Visitors to this pretty park usually see abundant wildlife, including rare species such as gopher tortoises, spotted turtles, limpkins, moorhens and nesting bald eagles. Alligators are often seen sunning along the lakes edge. During winter, thousands of buzzards, actually black and vultures and turkey vultures, roost in the trees and soar overhead. Nearly 80 percent of the Coastal Plains plant community can be found along the parks Coastal Plain Nature Trails, making this parks habitat some of the most diverse in the country. A 375-acre lake is popular with boaters and skiers, and fishing for bass, crappie, catfish and bream is excellent. Reed Bingham is less than six miles from I-75, making it a relaxing stop for travelers.

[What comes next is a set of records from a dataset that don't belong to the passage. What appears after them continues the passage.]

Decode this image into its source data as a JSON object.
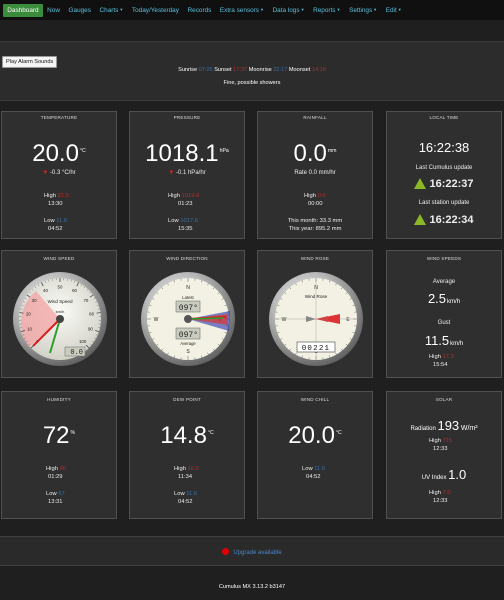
{
  "nav": {
    "items": [
      {
        "label": "Dashboard",
        "dropdown": false,
        "active": true
      },
      {
        "label": "Now",
        "dropdown": false,
        "active": false
      },
      {
        "label": "Gauges",
        "dropdown": false,
        "active": false
      },
      {
        "label": "Charts",
        "dropdown": true,
        "active": false
      },
      {
        "label": "Today/Yesterday",
        "dropdown": false,
        "active": false
      },
      {
        "label": "Records",
        "dropdown": false,
        "active": false
      },
      {
        "label": "Extra sensors",
        "dropdown": true,
        "active": false
      },
      {
        "label": "Data logs",
        "dropdown": true,
        "active": false
      },
      {
        "label": "Reports",
        "dropdown": true,
        "active": false
      },
      {
        "label": "Settings",
        "dropdown": true,
        "active": false
      },
      {
        "label": "Edit",
        "dropdown": true,
        "active": false
      }
    ]
  },
  "header": {
    "alarm_button": "Play Alarm Sounds",
    "sunrise_label": "Sunrise",
    "sunrise": "07:26",
    "sunset_label": "Sunset",
    "sunset": "17:37",
    "moonrise_label": "Moonrise",
    "moonrise": "22:17",
    "moonset_label": "Moonset",
    "moonset": "14:16",
    "forecast": "Fine, possible showers"
  },
  "temperature": {
    "title": "TEMPERATURE",
    "value": "20.0",
    "unit": "°C",
    "trend": "-0.3 °C/hr",
    "high_label": "High",
    "high_value": "21.5",
    "high_time": "13:30",
    "low_label": "Low",
    "low_value": "11.6",
    "low_time": "04:52"
  },
  "pressure": {
    "title": "PRESSURE",
    "value": "1018.1",
    "unit": "hPa",
    "trend": "-0.1 hPa/hr",
    "high_label": "High",
    "high_value": "1019.6",
    "high_time": "01:23",
    "low_label": "Low",
    "low_value": "1017.6",
    "low_time": "15:35"
  },
  "rainfall": {
    "title": "RAINFALL",
    "value": "0.0",
    "unit": "mm",
    "rate": "Rate 0.0 mm/hr",
    "high_label": "High",
    "high_value": "0.0",
    "high_time": "00:00",
    "month": "This month: 33.3 mm",
    "year": "This year: 895.2 mm"
  },
  "localtime": {
    "title": "LOCAL TIME",
    "time": "16:22:38",
    "cumulus_label": "Last Cumulus update",
    "cumulus_time": "16:22:37",
    "station_label": "Last station update",
    "station_time": "16:22:34"
  },
  "windspeed_gauge": {
    "title": "WIND SPEED",
    "gauge_label": "Wind Speed",
    "gauge_unit": "km/h",
    "value": 0.0,
    "max": 100,
    "ticks": [
      "0",
      "10",
      "20",
      "30",
      "40",
      "50",
      "60",
      "70",
      "80",
      "90",
      "100"
    ],
    "readout": "0.0"
  },
  "winddir_gauge": {
    "title": "WIND DIRECTION",
    "latest_label": "Latest",
    "latest": "097°",
    "average_label": "Average",
    "average": "097°",
    "compass": [
      "N",
      "E",
      "S",
      "W"
    ]
  },
  "windrose": {
    "title": "WIND ROSE",
    "label": "Wind Rose",
    "odometer": "00221",
    "compass": [
      "N",
      "E",
      "S",
      "W"
    ]
  },
  "windspeeds": {
    "title": "WIND SPEEDS",
    "average_label": "Average",
    "average_value": "2.5",
    "average_unit": "km/h",
    "gust_label": "Gust",
    "gust_value": "11.5",
    "gust_unit": "km/h",
    "high_label": "High",
    "high_value": "17.3",
    "high_time": "15:54"
  },
  "humidity": {
    "title": "HUMIDITY",
    "value": "72",
    "unit": "%",
    "high_label": "High",
    "high_value": "90",
    "high_time": "01:29",
    "low_label": "Low",
    "low_value": "67",
    "low_time": "13:31"
  },
  "dewpoint": {
    "title": "DEW POINT",
    "value": "14.8",
    "unit": "°C",
    "high_label": "High",
    "high_value": "16.2",
    "high_time": "11:34",
    "low_label": "Low",
    "low_value": "11.6",
    "low_time": "04:52"
  },
  "windchill": {
    "title": "WIND CHILL",
    "value": "20.0",
    "unit": "°C",
    "low_label": "Low",
    "low_value": "11.6",
    "low_time": "04:52"
  },
  "solar": {
    "title": "SOLAR",
    "radiation_label": "Radiation",
    "radiation_value": "193",
    "radiation_unit": "W/m²",
    "rad_high_label": "High",
    "rad_high_value": "715",
    "rad_high_time": "12:33",
    "uv_label": "UV Index",
    "uv_value": "1.0",
    "uv_high_label": "High",
    "uv_high_value": "7.0",
    "uv_high_time": "12:33"
  },
  "footer": {
    "upgrade": "Upgrade available",
    "version": "Cumulus MX 3.13.2 b3147"
  },
  "colors": {
    "accent_green": "#3b8c3b",
    "link_blue": "#5bc0de",
    "high_red": "#b52d2d",
    "low_blue": "#3a6fa6",
    "trend_up": "#8cb827"
  }
}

It was named for Amos Reed Bingham who was instrumental in having the park established.
Due to the poor choices in trail hiking in the immediate area of Reed Bingham, this trail is exactly what the area has been lacking. the trails is always clean cut and clearly marked. excellent choice for an afternoon stroll through the South GA woods. I love going here after work and just enjoying the scenery and the trail provides great opportunities to stop and soak in the surroundings. the rest of the state park isn't much, but the nature trails are wonderful. Definitely a great way to introduce hiking to the younger generation without venturing too far from home.

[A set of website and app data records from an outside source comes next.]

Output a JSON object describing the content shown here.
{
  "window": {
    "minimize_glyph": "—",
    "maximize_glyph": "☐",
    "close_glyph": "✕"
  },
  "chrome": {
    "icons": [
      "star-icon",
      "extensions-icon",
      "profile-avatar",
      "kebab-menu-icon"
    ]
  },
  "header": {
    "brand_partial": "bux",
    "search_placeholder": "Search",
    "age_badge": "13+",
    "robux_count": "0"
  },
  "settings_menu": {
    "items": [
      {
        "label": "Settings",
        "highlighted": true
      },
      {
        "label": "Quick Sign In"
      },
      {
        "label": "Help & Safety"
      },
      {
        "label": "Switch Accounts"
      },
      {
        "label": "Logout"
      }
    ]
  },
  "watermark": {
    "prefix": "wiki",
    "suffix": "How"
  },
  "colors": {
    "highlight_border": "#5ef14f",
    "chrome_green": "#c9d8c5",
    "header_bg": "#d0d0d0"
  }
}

Reed Bingham State Park is one of the best trails in southern Georgia,sadly it doesn't get the credit it is due. Every time I go to Reed Bingham I have a great time.Plus if you go at the right time of year ,thousands of buzzards are roosting there.

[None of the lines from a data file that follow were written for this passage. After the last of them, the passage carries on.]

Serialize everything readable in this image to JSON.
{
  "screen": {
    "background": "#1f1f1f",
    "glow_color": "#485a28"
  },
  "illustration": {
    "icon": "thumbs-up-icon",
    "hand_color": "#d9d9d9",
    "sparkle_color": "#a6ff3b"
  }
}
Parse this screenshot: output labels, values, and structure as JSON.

Excellent site. Great people. The camping was clean and well kept. The fishing was good though water was somewhat low due to recent drought. Tours were available by pontoon boat as well. The guides were knowledgeable and those eagles were majestic. Lots of birds, alligators, and a really interesting gopher turtle sanctuary.